YOUR INSTRUCTIONS
Check each line of the material for the string "obchod", and copy the lines that have it.

THE DATA
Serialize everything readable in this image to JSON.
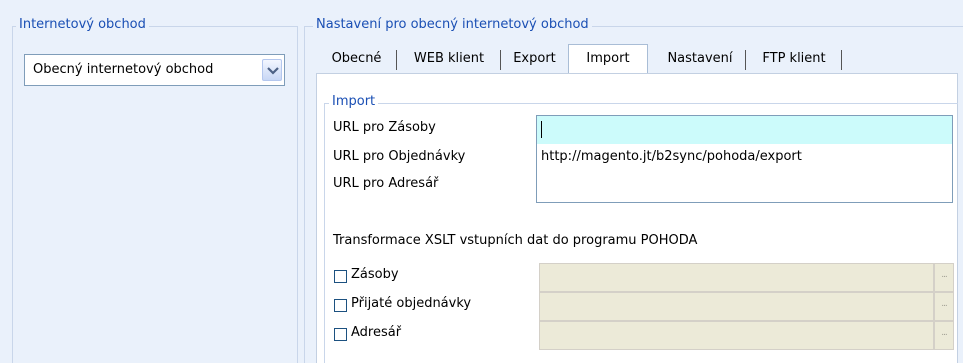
{
  "left_group": {
    "title": "Internetový obchod",
    "select_value": "Obecný internetový obchod",
    "arrow_icon": "chevron-down-icon"
  },
  "right_group": {
    "title": "Nastavení pro obecný internetový obchod",
    "tabs": [
      {
        "label": "Obecné",
        "active": false
      },
      {
        "label": "WEB klient",
        "active": false
      },
      {
        "label": "Export",
        "active": false
      },
      {
        "label": "Import",
        "active": true
      },
      {
        "label": "Nastavení",
        "active": false
      },
      {
        "label": "FTP klient",
        "active": false
      }
    ]
  },
  "import_group": {
    "title": "Import",
    "urls": [
      {
        "label": "URL pro Zásoby",
        "value": ""
      },
      {
        "label": "URL pro Objednávky",
        "value": "http://magento.jt/b2sync/pohoda/export"
      },
      {
        "label": "URL pro Adresář",
        "value": ""
      }
    ],
    "xslt_heading": "Transformace XSLT vstupních dat do programu POHODA",
    "xslt_items": [
      {
        "label": "Zásoby",
        "checked": false,
        "path": "",
        "browse_label": "..."
      },
      {
        "label": "Přijaté objednávky",
        "checked": false,
        "path": "",
        "browse_label": "..."
      },
      {
        "label": "Adresář",
        "checked": false,
        "path": "",
        "browse_label": "..."
      }
    ]
  },
  "colors": {
    "background": "#eaf1fb",
    "group_title": "#1a4fb4",
    "active_input": "#ccfbfb",
    "disabled_field": "#ecead8"
  }
}
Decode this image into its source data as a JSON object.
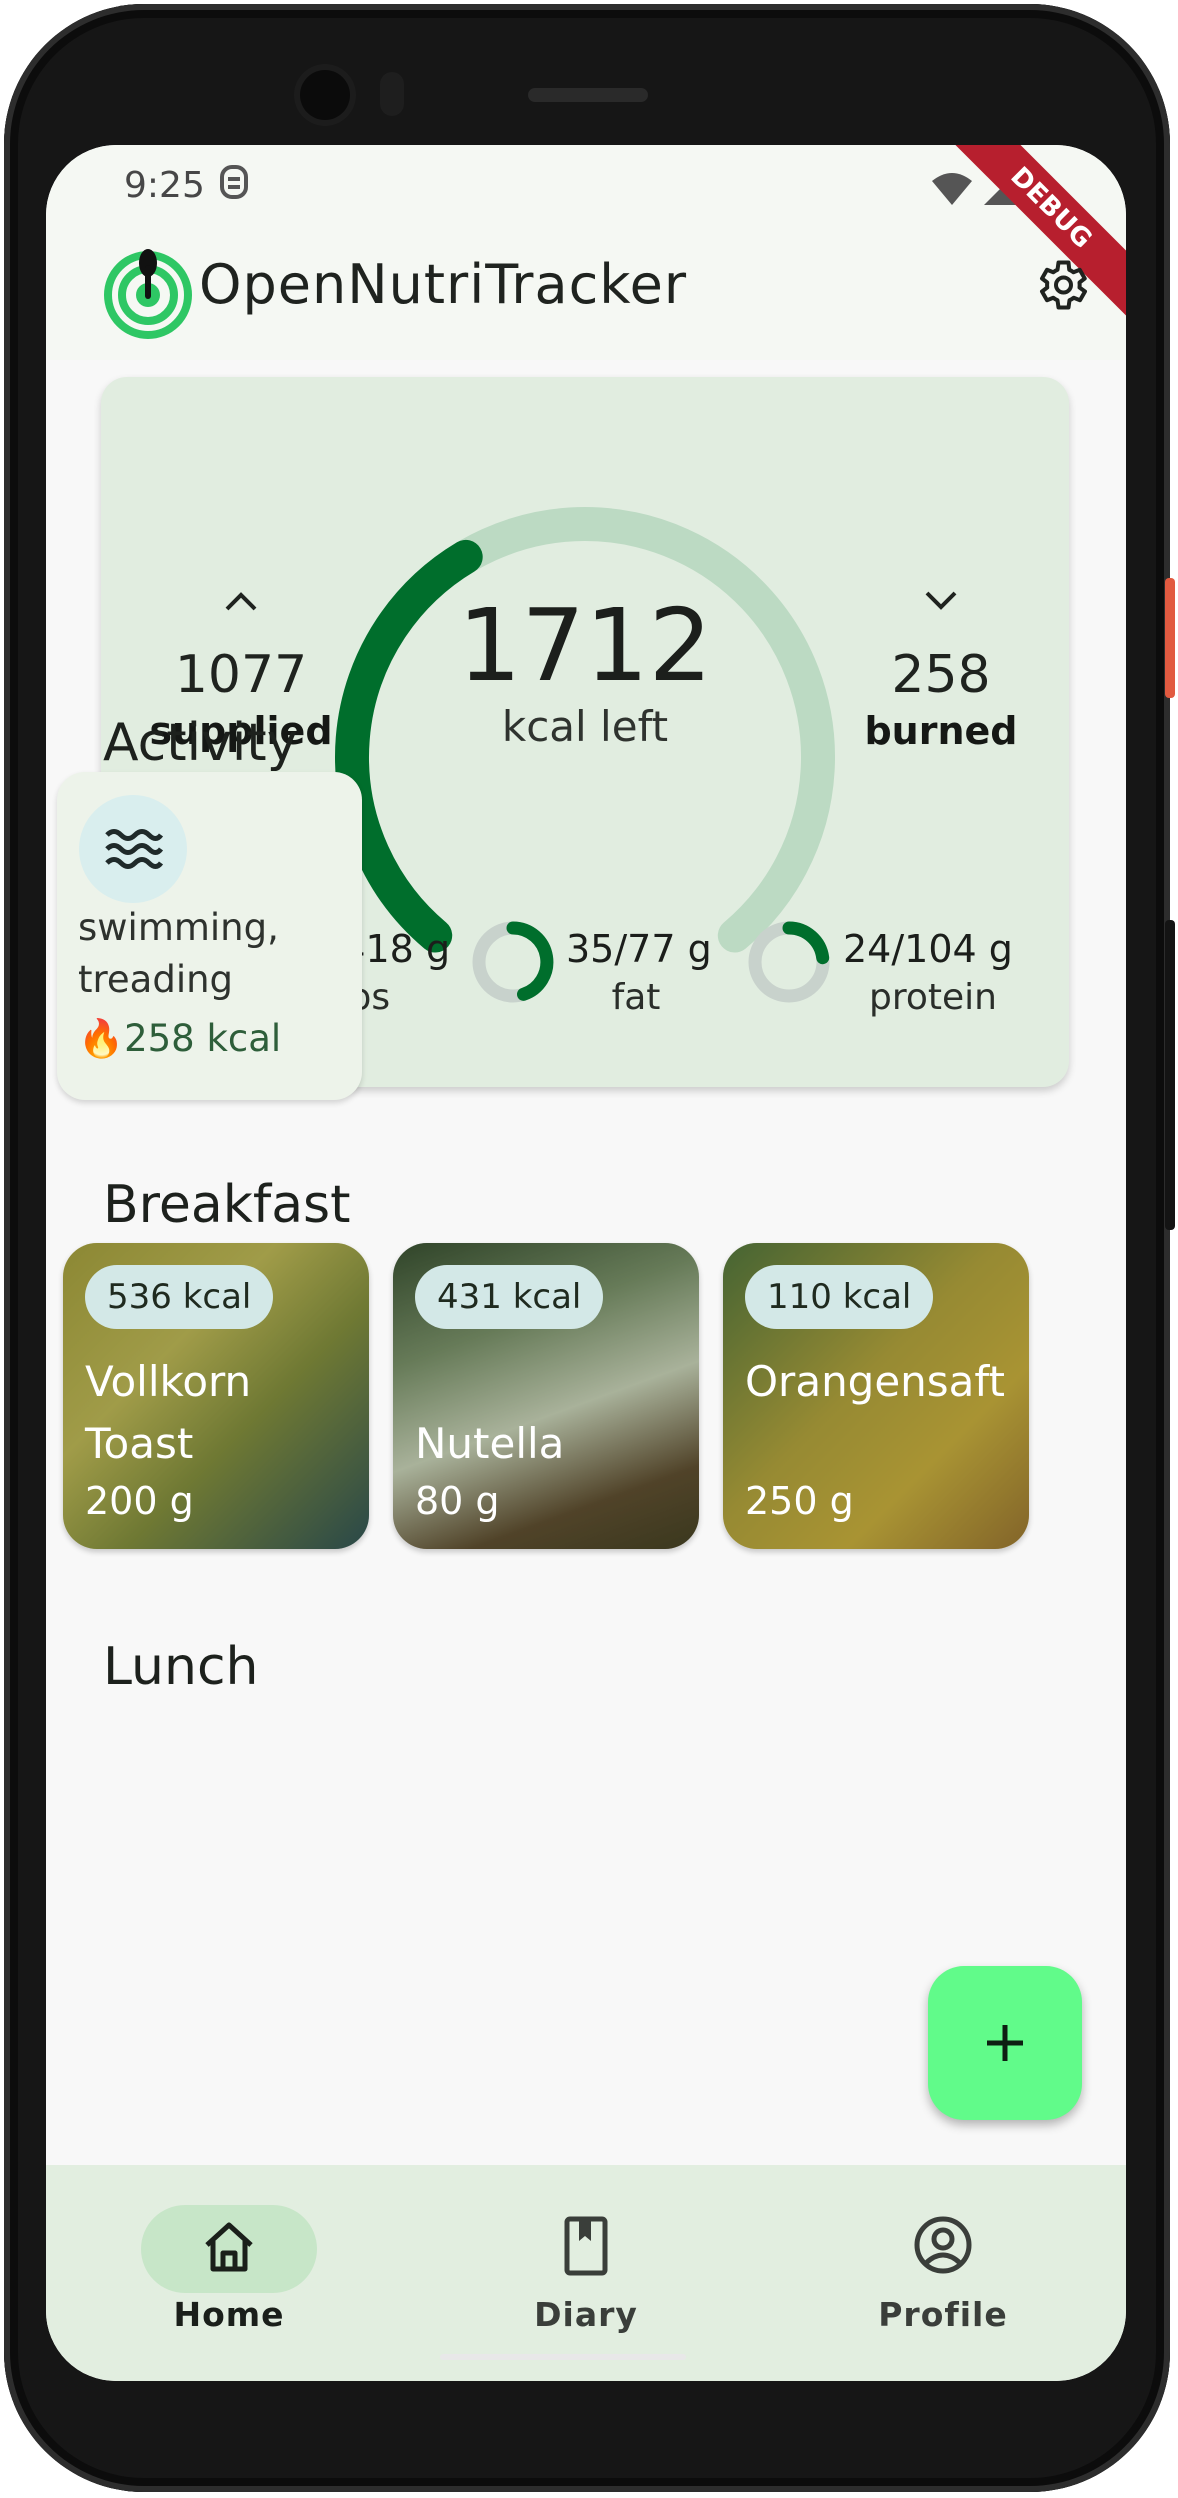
{
  "status_bar": {
    "time": "9:25"
  },
  "debug_banner": "DEBUG",
  "app": {
    "title": "OpenNutriTracker"
  },
  "summary": {
    "kcal_left": "1712",
    "kcal_left_label": "kcal left",
    "supplied_value": "1077",
    "supplied_label": "supplied",
    "burned_value": "258",
    "burned_label": "burned",
    "calorie_progress": 0.39,
    "macros": [
      {
        "value": "156/418 g",
        "label": "carbs",
        "progress": 0.37
      },
      {
        "value": "35/77 g",
        "label": "fat",
        "progress": 0.45
      },
      {
        "value": "24/104 g",
        "label": "protein",
        "progress": 0.23
      }
    ],
    "colors": {
      "accent": "#006e2c",
      "track": "#bcdac3",
      "ring_track": "#c8d2cc"
    }
  },
  "activity": {
    "heading": "Activity",
    "items": [
      {
        "name": "swimming, treading",
        "kcal": "258 kcal",
        "icon": "waves-icon"
      }
    ]
  },
  "breakfast": {
    "heading": "Breakfast",
    "items": [
      {
        "kcal": "536 kcal",
        "name": "Vollkorn Toast",
        "weight": "200 g"
      },
      {
        "kcal": "431 kcal",
        "name": "Nutella",
        "weight": "80 g"
      },
      {
        "kcal": "110 kcal",
        "name": "Orangensaft",
        "weight": "250 g"
      }
    ]
  },
  "lunch": {
    "heading": "Lunch"
  },
  "fab": {
    "icon": "plus-icon"
  },
  "nav": {
    "items": [
      {
        "label": "Home",
        "icon": "home-icon",
        "active": true
      },
      {
        "label": "Diary",
        "icon": "book-icon",
        "active": false
      },
      {
        "label": "Profile",
        "icon": "account-circle-icon",
        "active": false
      }
    ]
  }
}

ANSWER SECTION
    "title": "Internetový obchod",
    "select_value": "Obecný internetový obchod",
    "title": "Nastavení pro obecný internetový obchod",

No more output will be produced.